* _TASK_: Those lines of the following listing which contain the string "JSON" should be returned.

* _EXCERPTED RECORDS_:

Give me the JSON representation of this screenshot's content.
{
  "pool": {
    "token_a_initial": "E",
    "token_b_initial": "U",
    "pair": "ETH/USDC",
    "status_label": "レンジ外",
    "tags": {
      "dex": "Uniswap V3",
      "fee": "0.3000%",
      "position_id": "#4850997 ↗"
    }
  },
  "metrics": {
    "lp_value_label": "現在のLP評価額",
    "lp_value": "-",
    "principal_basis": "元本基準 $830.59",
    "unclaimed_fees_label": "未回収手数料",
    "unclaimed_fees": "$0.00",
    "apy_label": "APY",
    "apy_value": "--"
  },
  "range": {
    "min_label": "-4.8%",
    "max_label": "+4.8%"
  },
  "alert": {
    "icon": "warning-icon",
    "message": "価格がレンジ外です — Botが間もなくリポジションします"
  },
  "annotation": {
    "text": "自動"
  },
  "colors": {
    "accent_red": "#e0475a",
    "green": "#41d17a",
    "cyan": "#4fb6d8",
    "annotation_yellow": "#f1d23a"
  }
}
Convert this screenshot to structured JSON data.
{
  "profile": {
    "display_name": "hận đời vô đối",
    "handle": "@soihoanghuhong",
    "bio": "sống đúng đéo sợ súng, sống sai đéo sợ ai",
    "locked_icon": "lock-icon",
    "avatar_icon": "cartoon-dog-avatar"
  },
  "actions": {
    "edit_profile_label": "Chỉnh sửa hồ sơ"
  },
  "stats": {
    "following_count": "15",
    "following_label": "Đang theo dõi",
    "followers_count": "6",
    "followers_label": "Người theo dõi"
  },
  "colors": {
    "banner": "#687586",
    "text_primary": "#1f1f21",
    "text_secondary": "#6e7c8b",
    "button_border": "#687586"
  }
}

* _REPLY_:
Give me the JSON representation of this screenshot's content.
Convert this screenshot to structured JSON data.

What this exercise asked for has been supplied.